Years ago, I promised my wife I wouldn’t go out in our neighborhood, presenting as a woman.
It was 2001 and we lived in the South Bronx. Everyone agreed it was a dangerous neighborhood, particularly for women and people who were seen as “faggots” or “travestis.” We had a neighbor who was a trans woman, and we never saw anybody attack her, but we didn’t want to take any chances. We talked about it, and we agreed.
Not going out in the neighborhood meant that I couldn’t go out at all. I stopped by the “LGBT Community Center” one day. I figured that a safe place to change was a basic service to the “T” community. The receptionist told me, “No, we don’t let people change in the bathroom, because they make a mess with all the makeup and stuff.” (They have since changed their policy, and you are allowed to change in the bathroom.)
And then one late summer day I was at home. I’d been laid off. I put on a skirt and heels and admired myself in the mirror, and then I started to take them off. No, I said. Fuck this.
I stripped down to my underwear and put on a layer of foundation makeup. Then I put on some androgynous pants and a T-shirt and packed a bag. In Riverside Park I put on lipstick and earrings. In a Barnes and Noble women’s room I changed into my skirt and heels. Then I got on the subway and walked around Midtown.
It felt so good to be walking around as a woman. I felt pretty and free and excited. I didn’t want it to end. And then it came to me: why should it end? Everyone here sees me as a woman. My neighbors will see me as a woman. None of them will recognize me! Nobody in the South Bronx will attack me, because they’ll see me as a woman!
And that’s how I broke my promise to my wife. How I went against my own better judgment. I got on the subway in my skirt and heels and lipstick, with my guy clothes in a shoulder bag. Half an hour later I walked up the stairs and click-clicked my heels down the Grand Concourse to my building.
Then I remembered the older guys that hang out in front of my building. They’re an interesting combination of doorman, neighborhood watch and senior citizens’ club. They weren’t there when I left in the late morning, but of course they were there in the late afternoon. They held the door for me, and I scooted inside.
Clicking around the corner I came face-to-face with my next-door neighbor. “Hi, Myrna!” I blurted out in my perky women’s voice, before disappearing inside my apartment. Why, no, I’m not your neighbor, I’m a complete stranger who just happens to know your first name!
As it turns out, there was no fallout from that incident. I ran into Myrna a couple of weeks later, and she said, “I saw your … sister?” I said, “Oh, you mean my cousin!” Her son helpfully translated, “Ah, la prima!” which suggested that I had been the topic of their dinner-table conversation.

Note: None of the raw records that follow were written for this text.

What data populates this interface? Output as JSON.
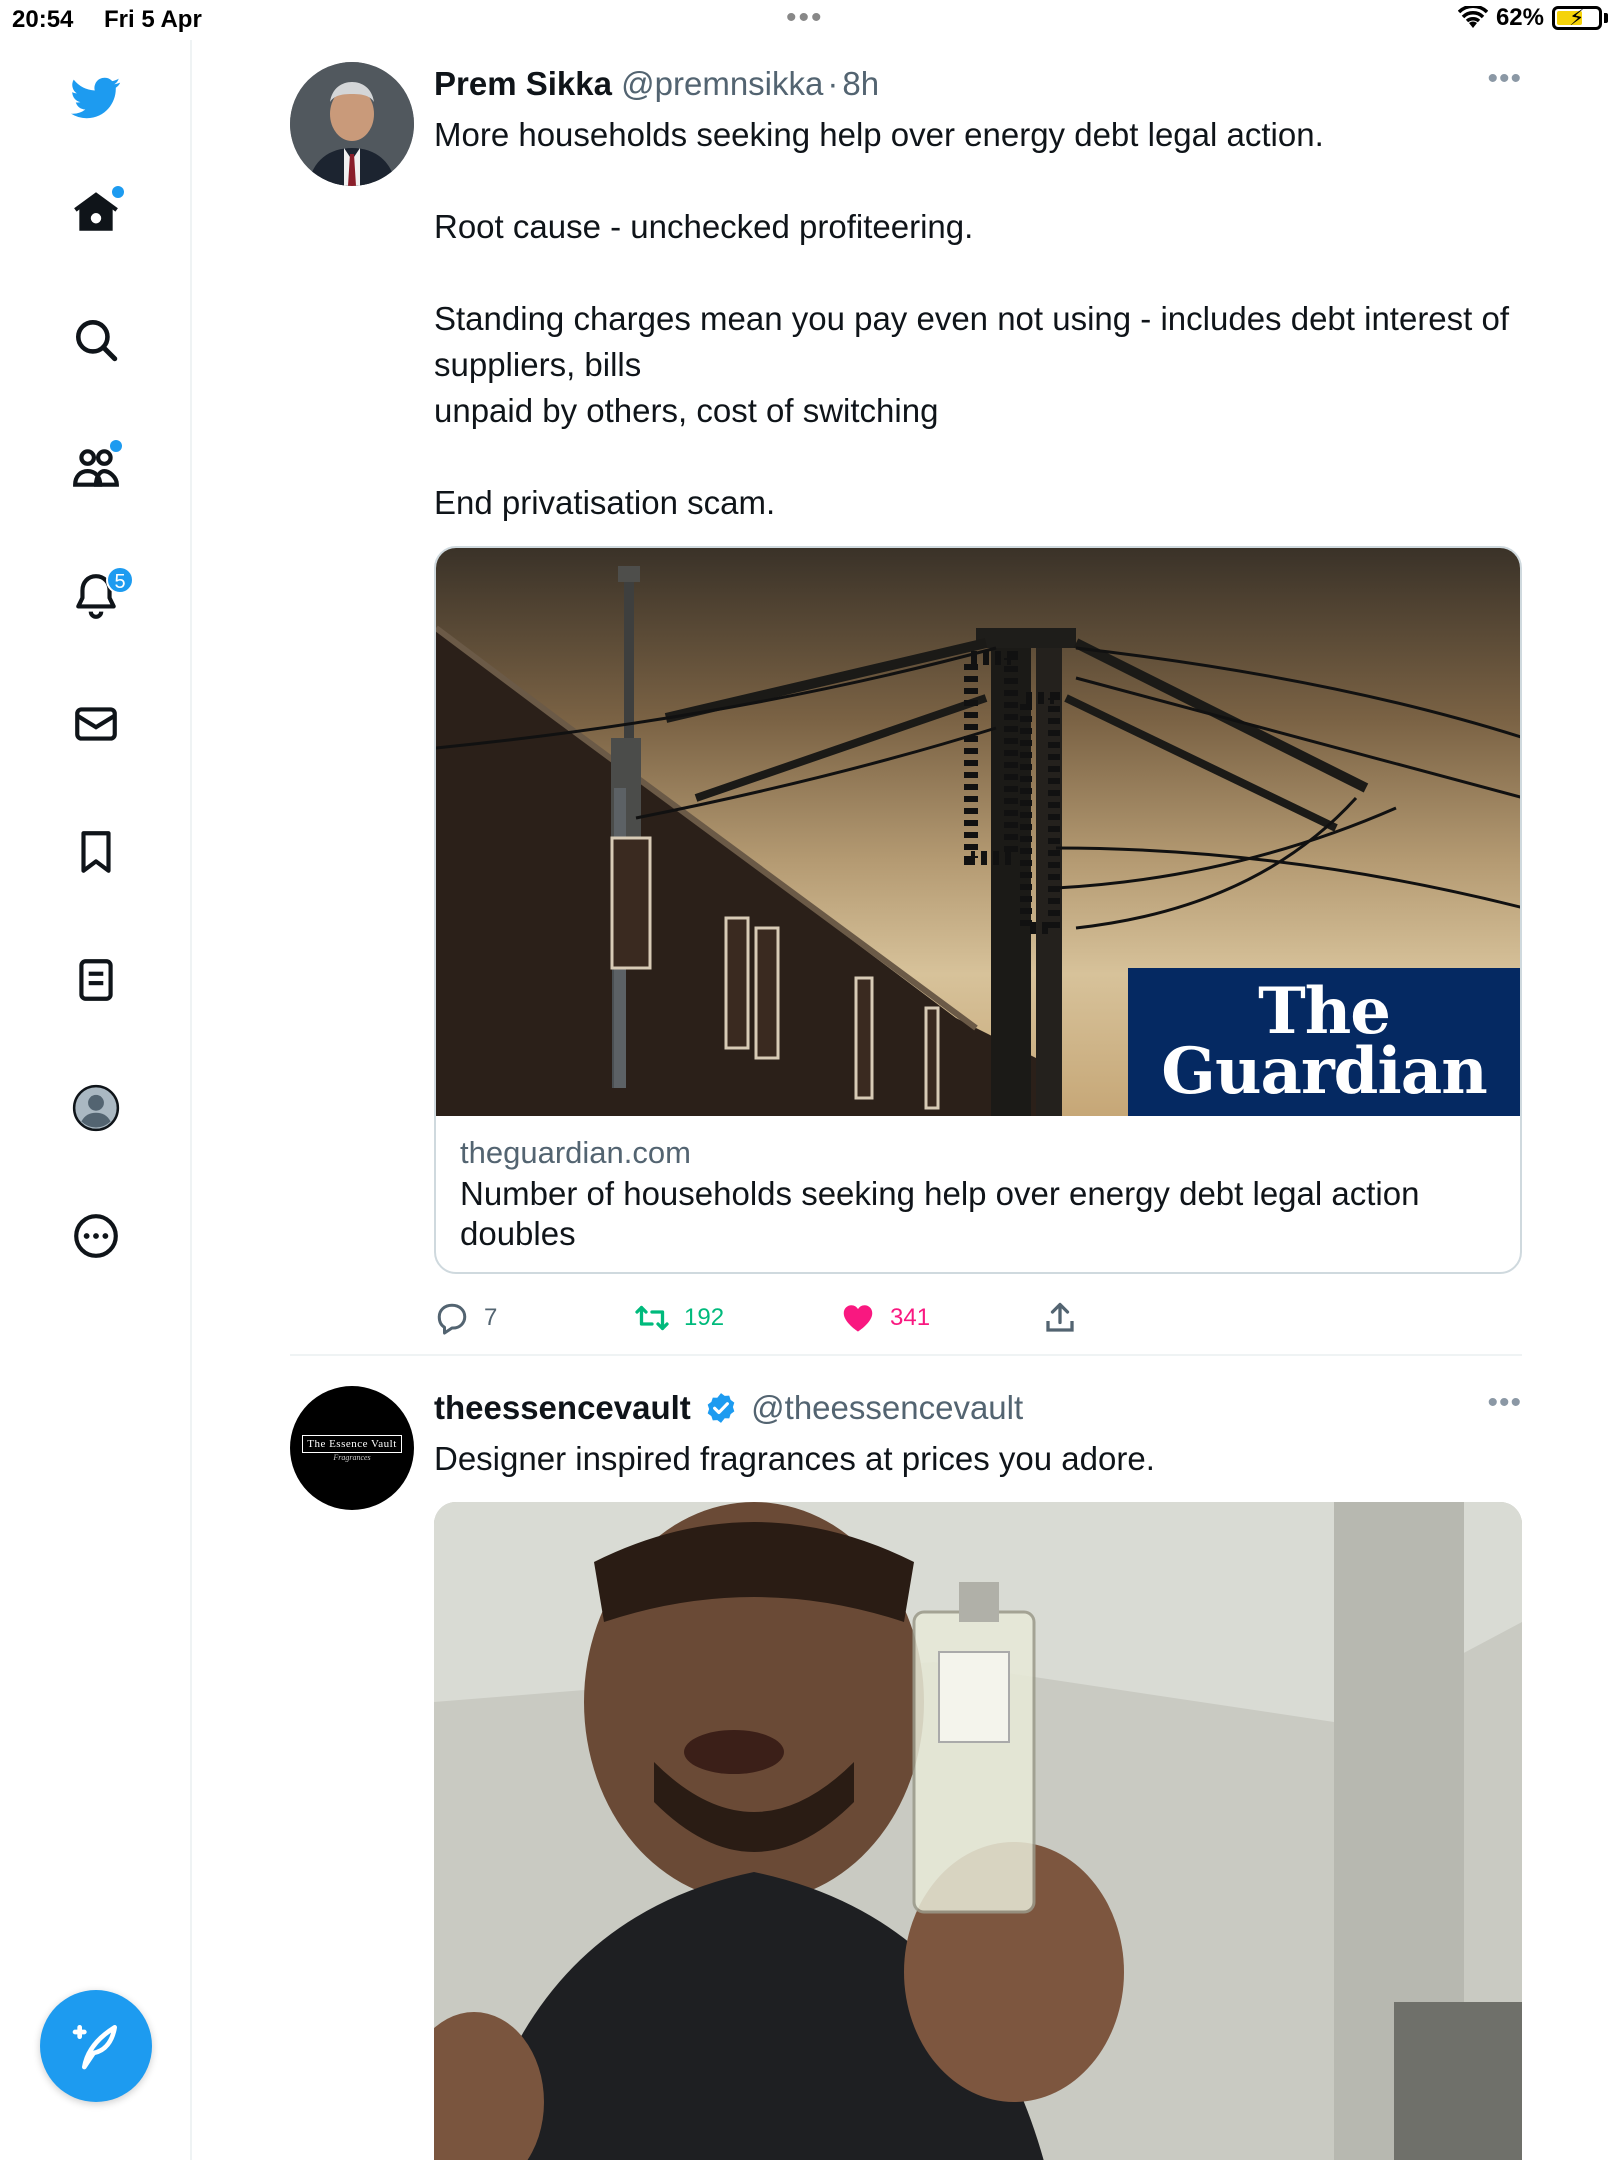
{
  "status_bar": {
    "time": "20:54",
    "date": "Fri 5 Apr",
    "battery": "62%",
    "battery_level": 0.62
  },
  "sidebar": {
    "items": [
      {
        "name": "twitter-logo",
        "icon": "twitter-bird-icon"
      },
      {
        "name": "home",
        "icon": "home-icon"
      },
      {
        "name": "explore",
        "icon": "search-icon"
      },
      {
        "name": "communities",
        "icon": "communities-icon"
      },
      {
        "name": "notifications",
        "icon": "bell-icon",
        "badge": "5"
      },
      {
        "name": "messages",
        "icon": "mail-icon"
      },
      {
        "name": "bookmarks",
        "icon": "bookmark-icon"
      },
      {
        "name": "lists",
        "icon": "list-icon"
      },
      {
        "name": "profile",
        "icon": "avatar-icon"
      },
      {
        "name": "more",
        "icon": "more-circle-icon"
      }
    ],
    "compose_icon": "compose-feather-icon"
  },
  "colors": {
    "accent": "#1d9bf0",
    "retweet": "#00ba7c",
    "like": "#f91880",
    "muted": "#536471",
    "guardian_blue": "#052962"
  },
  "tweets": [
    {
      "display_name": "Prem Sikka",
      "handle": "@premnsikka",
      "separator": "·",
      "time": "8h",
      "text": "More households seeking help over energy debt legal action.\n\nRoot cause - unchecked profiteering.\n\nStanding charges mean you pay even not using - includes debt interest of suppliers, bills\nunpaid by others, cost of switching\n\nEnd privatisation scam.",
      "card": {
        "logo_line1": "The",
        "logo_line2": "Guardian",
        "domain": "theguardian.com",
        "title": "Number of households seeking help over energy debt legal action doubles"
      },
      "actions": {
        "replies": "7",
        "retweets": "192",
        "likes": "341"
      }
    },
    {
      "display_name": "theessencevault",
      "handle": "@theessencevault",
      "avatar_text": "The Essence Vault",
      "avatar_subtext": "Fragrances",
      "text": "Designer inspired fragrances at prices you adore."
    }
  ]
}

The guys at the front door asked my wife, “So you live with your … brother?” She said, “No, my husband.”
And that was the end of it. Nobody attacked me, nobody harassed me. Everyone was just as friendly as before. That’s not the point, of course.
The point is that it could have been worse. My wife and I sat down and made a sober assessment of the state of our neighborhood and the risks of going out in public there. I was frustrated with that, which is reasonable. In a thoughtful, sober state of mind, I would have gone to CDI until I had a chance to move to a less notorious neighborhood, and in fact that’s what I later did.
The point is that I took this sober assessment and threw it out the window. And that’s an example of gender fog.